Start of SUPPLIED DATA

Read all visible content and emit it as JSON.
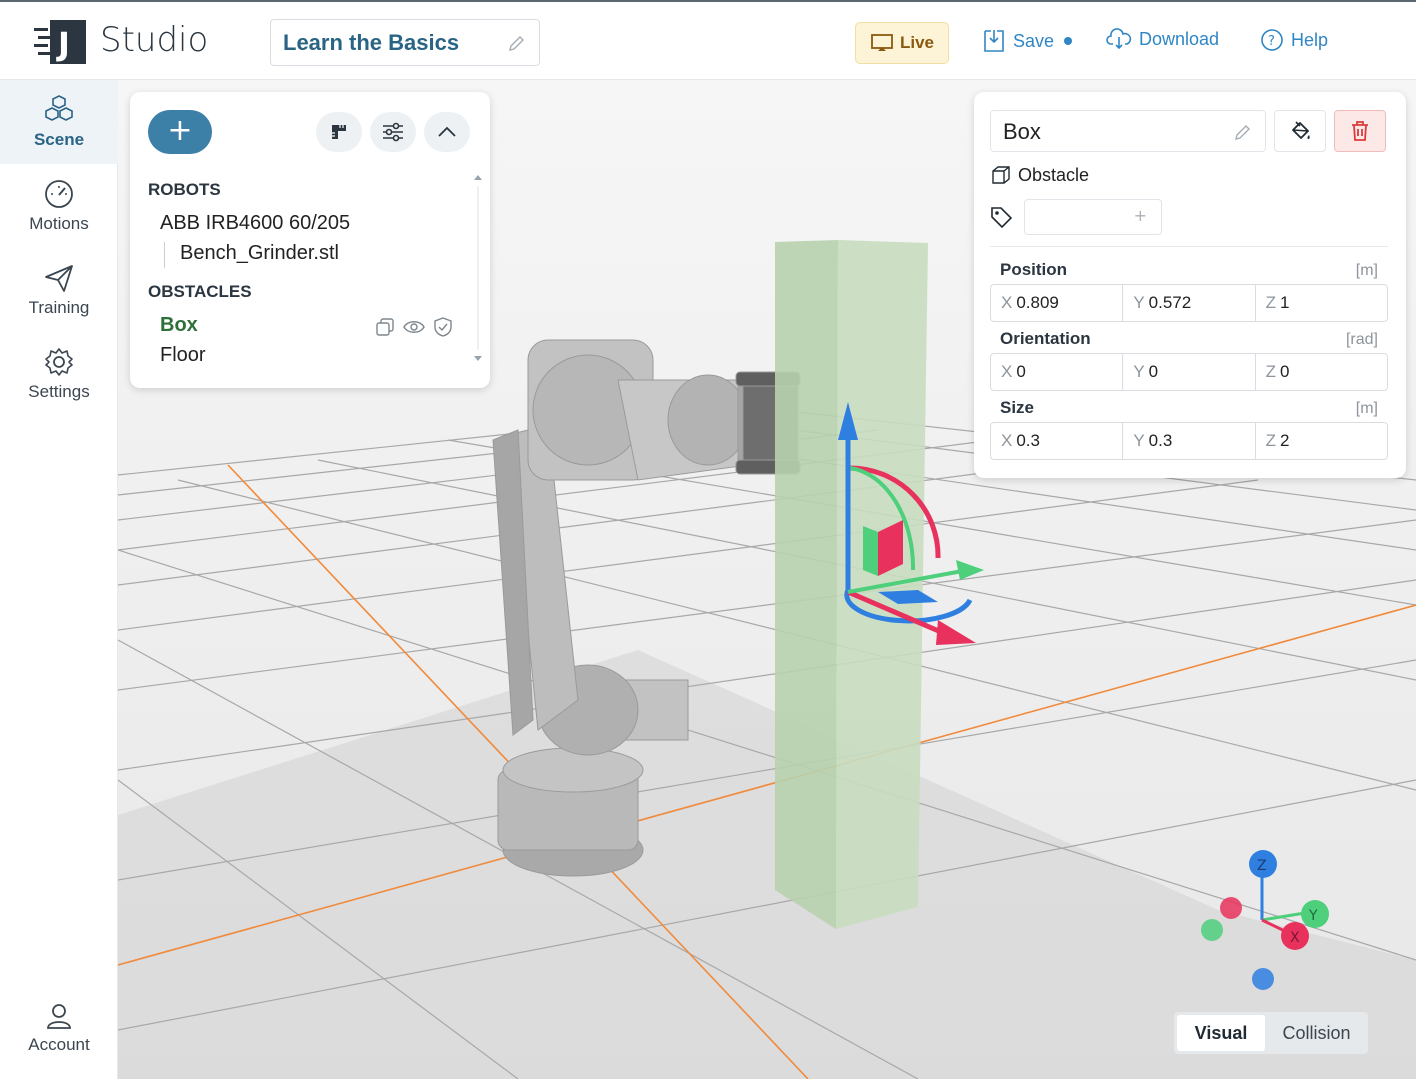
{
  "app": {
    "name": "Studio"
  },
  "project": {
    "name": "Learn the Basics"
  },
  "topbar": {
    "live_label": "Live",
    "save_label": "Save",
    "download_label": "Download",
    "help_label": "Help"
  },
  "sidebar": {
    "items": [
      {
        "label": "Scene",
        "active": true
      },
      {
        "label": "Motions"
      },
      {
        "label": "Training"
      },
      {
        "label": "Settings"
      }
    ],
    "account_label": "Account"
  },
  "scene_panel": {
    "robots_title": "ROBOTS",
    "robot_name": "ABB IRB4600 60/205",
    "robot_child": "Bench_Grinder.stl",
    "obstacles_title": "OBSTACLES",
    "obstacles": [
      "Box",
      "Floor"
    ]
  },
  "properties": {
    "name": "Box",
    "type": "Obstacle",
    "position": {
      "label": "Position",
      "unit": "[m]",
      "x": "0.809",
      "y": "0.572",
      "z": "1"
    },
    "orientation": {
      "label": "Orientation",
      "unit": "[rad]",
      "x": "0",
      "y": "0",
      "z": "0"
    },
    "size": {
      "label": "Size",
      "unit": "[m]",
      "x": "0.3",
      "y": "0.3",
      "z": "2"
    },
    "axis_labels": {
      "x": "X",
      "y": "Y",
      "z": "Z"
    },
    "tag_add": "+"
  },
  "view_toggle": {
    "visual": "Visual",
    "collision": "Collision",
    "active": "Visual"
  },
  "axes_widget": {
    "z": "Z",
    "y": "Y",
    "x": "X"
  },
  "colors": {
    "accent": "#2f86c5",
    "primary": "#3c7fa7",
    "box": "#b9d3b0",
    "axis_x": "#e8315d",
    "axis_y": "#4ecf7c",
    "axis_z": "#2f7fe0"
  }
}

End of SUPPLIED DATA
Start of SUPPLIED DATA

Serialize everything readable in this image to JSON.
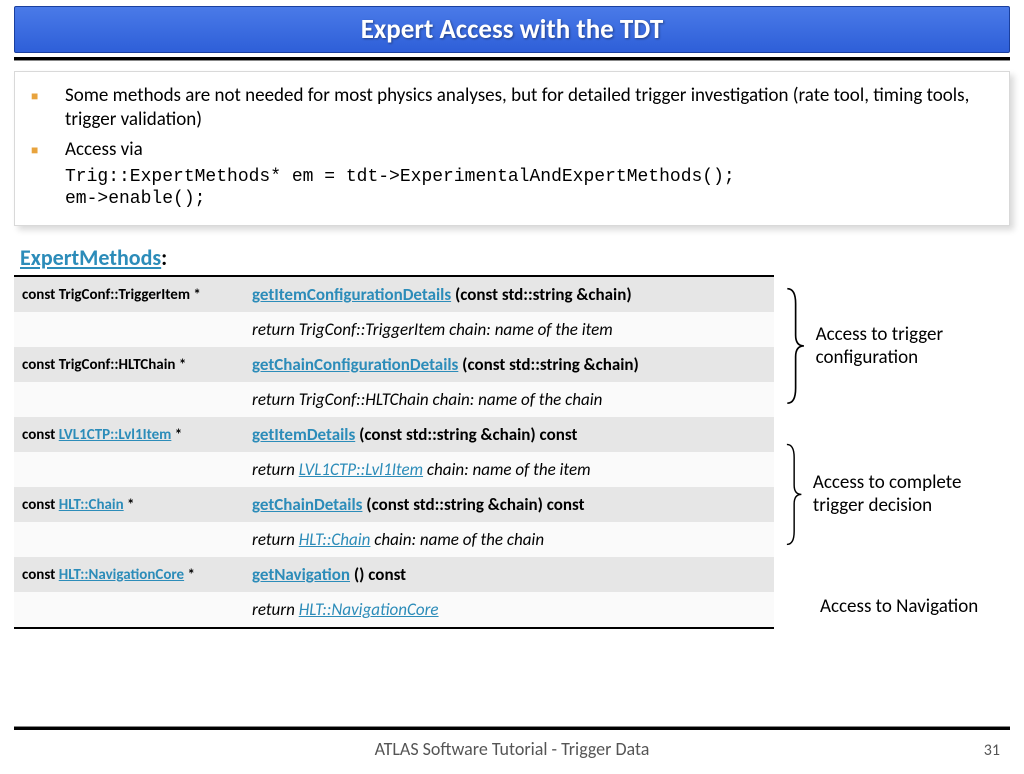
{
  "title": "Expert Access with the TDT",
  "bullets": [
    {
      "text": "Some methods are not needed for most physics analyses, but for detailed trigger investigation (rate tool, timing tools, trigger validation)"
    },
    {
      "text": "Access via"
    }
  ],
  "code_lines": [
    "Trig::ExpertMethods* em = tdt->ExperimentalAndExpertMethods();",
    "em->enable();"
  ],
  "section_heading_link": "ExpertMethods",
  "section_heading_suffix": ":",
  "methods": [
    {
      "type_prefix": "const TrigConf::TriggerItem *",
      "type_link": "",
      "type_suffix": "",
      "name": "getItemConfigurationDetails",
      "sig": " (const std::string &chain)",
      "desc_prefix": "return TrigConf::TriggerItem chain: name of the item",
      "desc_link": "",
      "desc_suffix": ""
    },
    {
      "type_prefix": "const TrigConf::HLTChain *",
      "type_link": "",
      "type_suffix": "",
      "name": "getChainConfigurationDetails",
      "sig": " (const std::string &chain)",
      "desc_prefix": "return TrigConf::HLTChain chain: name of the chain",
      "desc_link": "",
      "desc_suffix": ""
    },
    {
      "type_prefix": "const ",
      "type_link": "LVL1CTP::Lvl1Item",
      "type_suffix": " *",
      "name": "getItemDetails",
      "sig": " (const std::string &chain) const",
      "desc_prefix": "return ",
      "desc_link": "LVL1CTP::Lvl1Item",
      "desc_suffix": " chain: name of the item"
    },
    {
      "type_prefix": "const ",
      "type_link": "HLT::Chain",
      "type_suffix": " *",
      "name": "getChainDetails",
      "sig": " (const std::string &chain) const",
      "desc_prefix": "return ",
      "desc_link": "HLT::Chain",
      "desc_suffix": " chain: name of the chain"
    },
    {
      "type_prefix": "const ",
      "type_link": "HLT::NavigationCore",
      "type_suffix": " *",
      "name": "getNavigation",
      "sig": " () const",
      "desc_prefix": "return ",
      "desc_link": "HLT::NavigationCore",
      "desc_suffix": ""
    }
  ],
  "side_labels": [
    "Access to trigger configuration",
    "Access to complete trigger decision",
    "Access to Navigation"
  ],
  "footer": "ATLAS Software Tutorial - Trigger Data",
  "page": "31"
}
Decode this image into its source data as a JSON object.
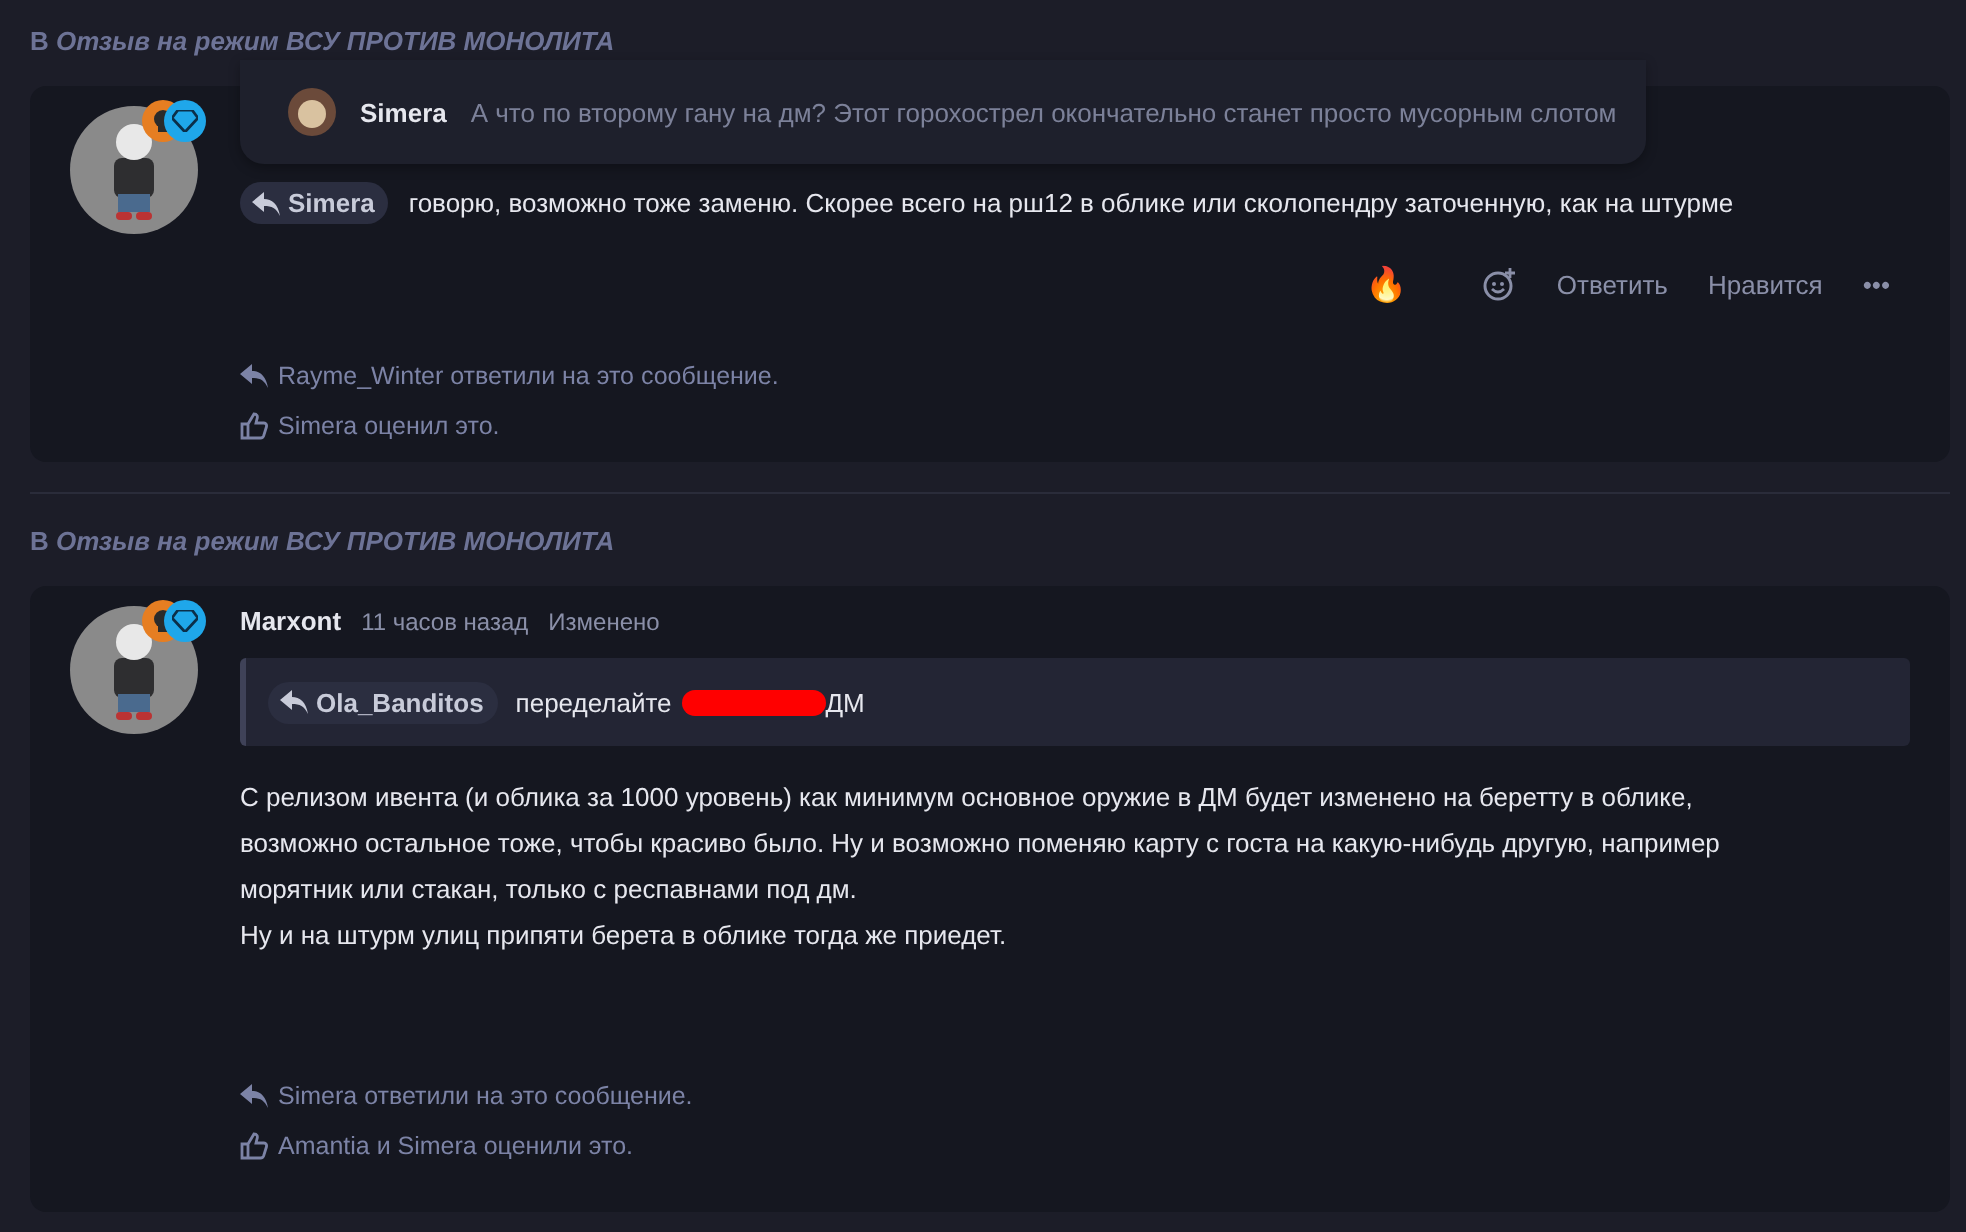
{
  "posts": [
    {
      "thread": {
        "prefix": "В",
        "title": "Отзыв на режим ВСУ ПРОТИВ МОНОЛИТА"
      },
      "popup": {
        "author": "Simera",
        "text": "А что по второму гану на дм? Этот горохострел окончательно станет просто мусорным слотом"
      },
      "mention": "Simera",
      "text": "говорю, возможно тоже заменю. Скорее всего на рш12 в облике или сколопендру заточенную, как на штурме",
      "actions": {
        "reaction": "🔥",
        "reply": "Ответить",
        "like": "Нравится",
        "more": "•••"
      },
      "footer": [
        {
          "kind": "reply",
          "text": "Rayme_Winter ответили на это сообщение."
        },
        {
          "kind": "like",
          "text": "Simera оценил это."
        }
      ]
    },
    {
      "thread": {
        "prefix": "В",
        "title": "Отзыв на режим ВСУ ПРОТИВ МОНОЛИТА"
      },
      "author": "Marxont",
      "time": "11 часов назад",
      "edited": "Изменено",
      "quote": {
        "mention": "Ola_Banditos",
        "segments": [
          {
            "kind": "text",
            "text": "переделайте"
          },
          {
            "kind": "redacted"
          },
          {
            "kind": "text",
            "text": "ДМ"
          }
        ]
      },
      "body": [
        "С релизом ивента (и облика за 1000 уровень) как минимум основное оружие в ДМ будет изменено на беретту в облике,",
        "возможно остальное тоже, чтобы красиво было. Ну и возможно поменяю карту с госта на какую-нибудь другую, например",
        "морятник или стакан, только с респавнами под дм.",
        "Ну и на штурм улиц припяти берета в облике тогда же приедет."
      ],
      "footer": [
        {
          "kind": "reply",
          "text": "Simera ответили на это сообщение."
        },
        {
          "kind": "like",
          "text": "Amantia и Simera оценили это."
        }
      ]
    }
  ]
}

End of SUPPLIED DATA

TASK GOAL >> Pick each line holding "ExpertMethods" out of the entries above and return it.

ANSWER AREA >>
    "Trig::ExpertMethods* em = tdt->ExperimentalAndExpertMethods();",
  "section_heading_link": "ExpertMethods",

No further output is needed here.